Doctor of Philosophy (PhD)
In this project, I develop a framework for treating rhetoric as a system for managing vulnerabilities to and through discourse. I contend that, through rhetoric, we are all put into a fundamentally precarious position, an unavoidable state of exposure to material, social, institutional, and rhetorical forces that work to condition us as both agents and audiences. Rhetoric is not simply something we use; it is also something that we respond to, something to which we are continuously exposed, whether we like it or not. There is, in other words, a necessary concern for vulnerability at the heart of rhetorical theory and praxis, which makes it possible to analyze rhetorical genres and situations in terms of how vulnerabilities are managed by rhetors, audiences, and others. In my first chapter, I examine current scholarship on vulnerability within and beyond rhetorical studies, ultimately arguing that vulnerability is both a universal condition and a unique position. I then apply this framework in my next chapter to the rhetoric of the Westboro Baptist Church (WBC), which I describe as “trolling rhetoric” designed to provoke responses rather than persuade audiences. In my third chapter, I examine how opponents of the WBC attempt to manage their rhetorical vulnerability through legal appeals to decorum. Finally, in my fourth chapter, I examine the citational composing methods of the God Loves Poetry movement, an online initiative that manages rhetorical vulnerability by redacting the WBC’s documents into poems.

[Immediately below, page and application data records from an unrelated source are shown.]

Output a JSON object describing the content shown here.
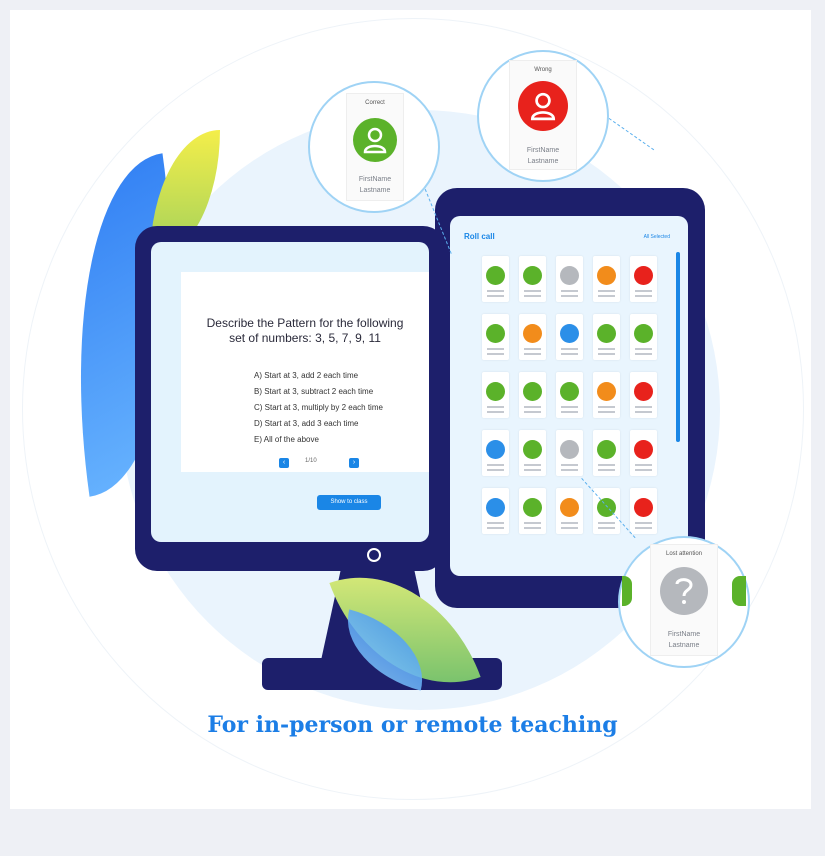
{
  "question": {
    "line1": "Describe the Pattern for the following",
    "line2": "set of numbers: 3, 5, 7, 9, 11"
  },
  "options": [
    "A) Start at 3, add 2 each time",
    "B) Start at 3, subtract 2 each time",
    "C) Start at 3, multiply by 2 each time",
    "D) Start at 3, add 3 each time",
    "E) All of the above"
  ],
  "pager": {
    "page": "1/10",
    "prev": "‹",
    "next": "›"
  },
  "show_button": "Show to class",
  "roll": {
    "title": "Roll call",
    "link": "All Selected"
  },
  "bubbles": {
    "correct": {
      "status": "Correct",
      "first": "FirstName",
      "last": "Lastname"
    },
    "wrong": {
      "status": "Wrong",
      "first": "FirstName",
      "last": "Lastname"
    },
    "lost": {
      "status": "Lost attention",
      "first": "FirstName",
      "last": "Lastname"
    }
  },
  "tagline": "For in-person or remote teaching",
  "colors": {
    "green": "#5bb22a",
    "orange": "#f28c1b",
    "red": "#e8221c",
    "blue": "#2b8fe8",
    "gray": "#b5b8bd",
    "brand": "#1c7ee6",
    "navy": "#1d1f6b"
  },
  "grid": [
    [
      "green",
      "green",
      "gray",
      "orange",
      "red"
    ],
    [
      "green",
      "orange",
      "blue",
      "green",
      "green"
    ],
    [
      "green",
      "green",
      "green",
      "orange",
      "red"
    ],
    [
      "blue",
      "green",
      "gray",
      "green",
      "red"
    ],
    [
      "blue",
      "green",
      "orange",
      "green",
      "red"
    ]
  ]
}
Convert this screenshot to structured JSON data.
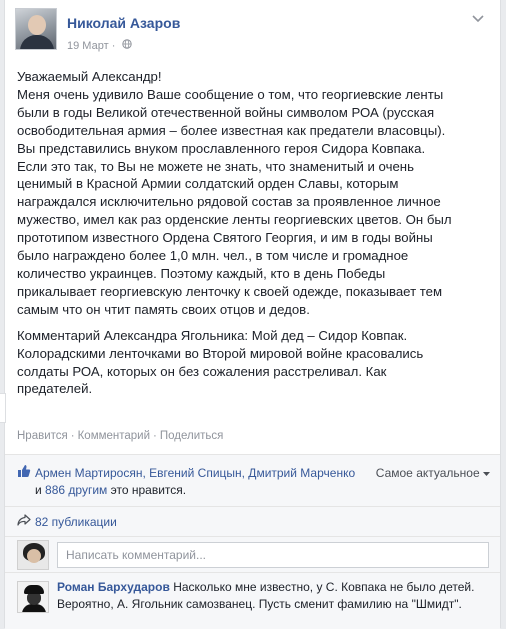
{
  "post": {
    "author": "Николай Азаров",
    "date": "19 Март",
    "privacy_icon": "globe-icon",
    "menu_icon": "chevron-down-icon",
    "body": [
      "Уважаемый Александр!",
      "Меня очень удивило Ваше сообщение о том, что георгиевские ленты",
      "были в годы Великой отечественной войны символом РОА (русская",
      "освободительная армия – более известная как предатели власовцы).",
      "Вы представились внуком прославленного героя Сидора Ковпака.",
      "Если это так, то Вы не можете не знать, что знаменитый и очень",
      "ценимый в Красной Армии солдатский орден Славы, которым",
      "награждался исключительно рядовой состав за проявленное личное",
      "мужество, имел как раз орденские ленты георгиевских цветов. Он был",
      "прототипом известного Ордена Святого Георгия, и им в годы войны",
      "было награждено более 1,0 млн. чел., в том числе и громадное",
      "количество украинцев. Поэтому каждый, кто в день Победы",
      "прикалывает георгиевскую ленточку к своей одежде, показывает тем",
      "самым что он чтит память своих отцов и дедов."
    ],
    "body2": [
      "Комментарий Александра Ягольника: Мой дед – Сидор Ковпак.",
      "Колорадскими ленточками во Второй мировой войне красовались",
      "солдаты РОА, которых он без сожаления расстреливал. Как",
      "предателей."
    ]
  },
  "actions": {
    "like": "Нравится",
    "comment": "Комментарий",
    "share": "Поделиться",
    "separator": "·"
  },
  "likes": {
    "icon": "thumbs-up-icon",
    "names": "Армен Мартиросян, Евгений Спицын, Дмитрий Марченко",
    "and": " и ",
    "others": "886 другим",
    "suffix": " это нравится.",
    "sort_label": "Самое актуальное",
    "sort_icon": "caret-down-icon"
  },
  "shares": {
    "icon": "share-arrow-icon",
    "count_label": "82 публикации"
  },
  "composer": {
    "placeholder": "Написать комментарий..."
  },
  "comment": {
    "author": "Роман Бархударов",
    "text": " Насколько мне известно, у С. Ковпака не было детей. Вероятно, А. Ягольник самозванец. Пусть сменит фамилию на \"Шмидт\"."
  },
  "colors": {
    "link": "#365899",
    "text": "#1d2129",
    "muted": "#90949c",
    "panel": "#f6f7f9"
  }
}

Document Availability at the Time of Submission
Secure the entire work for patent and/or proprietary purposes for a period of one year. Student has submitted appropriate documentation which states: During this period the copyright owner also agrees not to exercise her/his ownership rights, including public use in works, without prior authorization from LSU. At the end of the one year period, either we or LSU may request an automatic extension for one additional year. At the end of the one year secure period (or its extension, if such is requested), the work will be released for access worldwide.

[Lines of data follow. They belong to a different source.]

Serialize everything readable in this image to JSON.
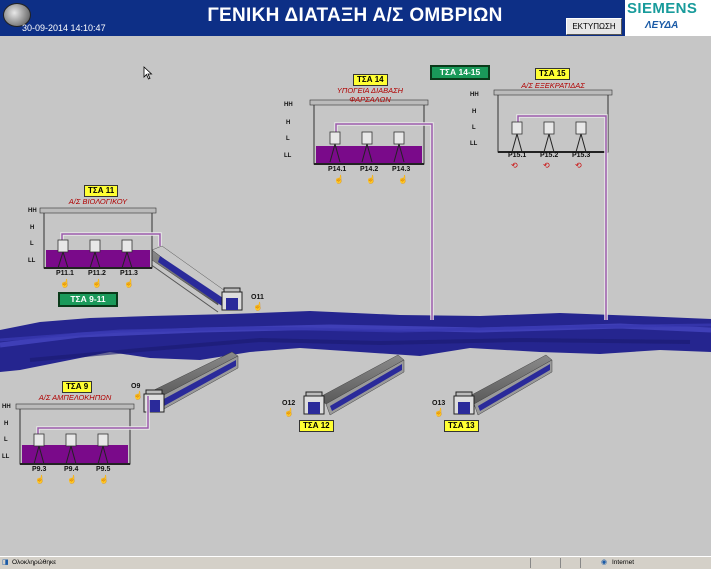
{
  "header": {
    "title": "ΓΕΝΙΚΗ ΔΙΑΤΑΞΗ Α/Σ ΟΜΒΡΙΩΝ",
    "datetime": "30-09-2014 14:10:47",
    "print_label": "ΕΚΤΥΠΩΣΗ",
    "brand_top": "SIEMENS",
    "brand_bottom": "ΛΕΥΔΑ"
  },
  "levels": [
    "HH",
    "H",
    "L",
    "LL"
  ],
  "stations": {
    "s14": {
      "tag": "ΤΣΑ 14",
      "title": "ΥΠΟΓΕΙΑ ΔΙΑΒΑΣΗ ΦΑΡΣΑΛΩΝ",
      "pumps": [
        "P14.1",
        "P14.2",
        "P14.3"
      ]
    },
    "s15": {
      "tag": "ΤΣΑ 15",
      "title": "Α/Σ ΕΞΕΚΡΑΤΙΔΑΣ",
      "pumps": [
        "P15.1",
        "P15.2",
        "P15.3"
      ]
    },
    "s11": {
      "tag": "ΤΣΑ 11",
      "title": "Α/Σ ΒΙΟΛΟΓΙΚΟΥ",
      "pumps": [
        "P11.1",
        "P11.2",
        "P11.3"
      ],
      "outlet": "O11"
    },
    "s9": {
      "tag": "ΤΣΑ 9",
      "title": "Α/Σ ΑΜΠΕΛΟΚΗΠΩΝ",
      "pumps": [
        "P9.3",
        "P9.4",
        "P9.5"
      ],
      "outlet": "O9"
    },
    "s12": {
      "tag": "ΤΣΑ 12",
      "outlet": "O12"
    },
    "s13": {
      "tag": "ΤΣΑ 13",
      "outlet": "O13"
    }
  },
  "buttons": {
    "b1415": "ΤΣΑ 14-15",
    "b911": "ΤΣΑ 9-11"
  },
  "statusbar": {
    "left": "Ολοκληρώθηκε",
    "right": "Internet"
  },
  "colors": {
    "header": "#0d2f86",
    "water": "#20209a",
    "tank_liquid": "#7a0a8a",
    "tag": "#ffff33",
    "button": "#1a9a5a",
    "pipe": "#9a5aaa"
  }
}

Riche, David, "Precarious Positions: Toward a Theory and Analysis of Rhetorical Vulnerability" (2014). LSU Doctoral Dissertations. 1315.